• What the task requires: Take each line of the data that contains the string "distancia" and copy it.

<<<<

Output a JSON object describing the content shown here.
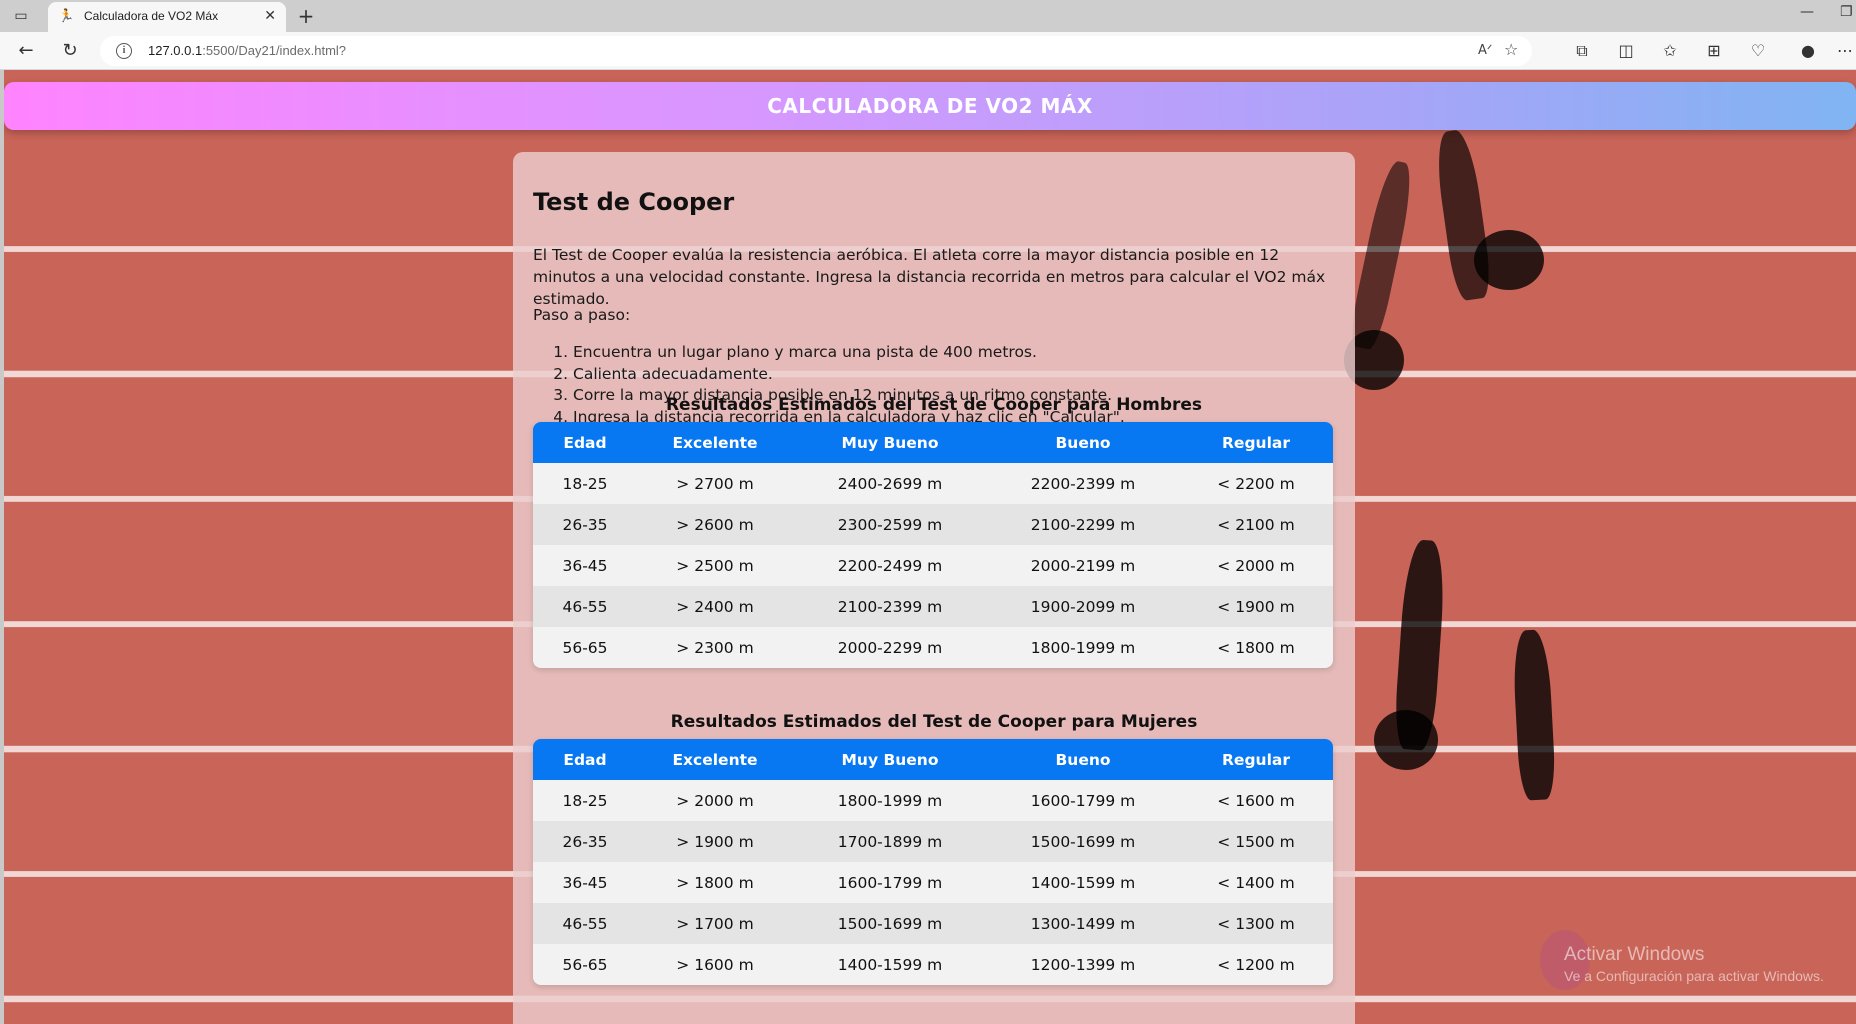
{
  "browser": {
    "tab_title": "Calculadora de VO2 Máx",
    "url_host": "127.0.0.1",
    "url_path": ":5500/Day21/index.html?"
  },
  "page": {
    "header_title": "CALCULADORA DE VO2 MÁX",
    "section_title": "Test de Cooper",
    "intro": "El Test de Cooper evalúa la resistencia aeróbica. El atleta corre la mayor distancia posible en 12 minutos a una velocidad constante. Ingresa la distancia recorrida en metros para calcular el VO2 máx estimado.",
    "steps_heading": "Paso a paso:",
    "steps": [
      "Encuentra un lugar plano y marca una pista de 400 metros.",
      "Calienta adecuadamente.",
      "Corre la mayor distancia posible en 12 minutos a un ritmo constante.",
      "Ingresa la distancia recorrida en la calculadora y haz clic en \"Calcular\"."
    ],
    "men_table": {
      "title": "Resultados Estimados del Test de Cooper para Hombres",
      "headers": [
        "Edad",
        "Excelente",
        "Muy Bueno",
        "Bueno",
        "Regular"
      ],
      "rows": [
        [
          "18-25",
          "> 2700 m",
          "2400-2699 m",
          "2200-2399 m",
          "< 2200 m"
        ],
        [
          "26-35",
          "> 2600 m",
          "2300-2599 m",
          "2100-2299 m",
          "< 2100 m"
        ],
        [
          "36-45",
          "> 2500 m",
          "2200-2499 m",
          "2000-2199 m",
          "< 2000 m"
        ],
        [
          "46-55",
          "> 2400 m",
          "2100-2399 m",
          "1900-2099 m",
          "< 1900 m"
        ],
        [
          "56-65",
          "> 2300 m",
          "2000-2299 m",
          "1800-1999 m",
          "< 1800 m"
        ]
      ]
    },
    "women_table": {
      "title": "Resultados Estimados del Test de Cooper para Mujeres",
      "headers": [
        "Edad",
        "Excelente",
        "Muy Bueno",
        "Bueno",
        "Regular"
      ],
      "rows": [
        [
          "18-25",
          "> 2000 m",
          "1800-1999 m",
          "1600-1799 m",
          "< 1600 m"
        ],
        [
          "26-35",
          "> 1900 m",
          "1700-1899 m",
          "1500-1699 m",
          "< 1500 m"
        ],
        [
          "36-45",
          "> 1800 m",
          "1600-1799 m",
          "1400-1599 m",
          "< 1400 m"
        ],
        [
          "46-55",
          "> 1700 m",
          "1500-1699 m",
          "1300-1499 m",
          "< 1300 m"
        ],
        [
          "56-65",
          "> 1600 m",
          "1400-1599 m",
          "1200-1399 m",
          "< 1200 m"
        ]
      ]
    }
  },
  "os": {
    "watermark_line1": "Activar Windows",
    "watermark_line2": "Ve a Configuración para activar Windows."
  }
}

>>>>

• Reply to the task:
    "intro": "El Test de Cooper evalúa la resistencia aeróbica. El atleta corre la mayor distancia posible en 12 minutos a una velocidad constante. Ingresa la distancia recorrida en metros para calcular el VO2 máx estimado.",
      "Corre la mayor distancia posible en 12 minutos a un ritmo constante.",
      "Ingresa la distancia recorrida en la calculadora y haz clic en \"Calcular\"."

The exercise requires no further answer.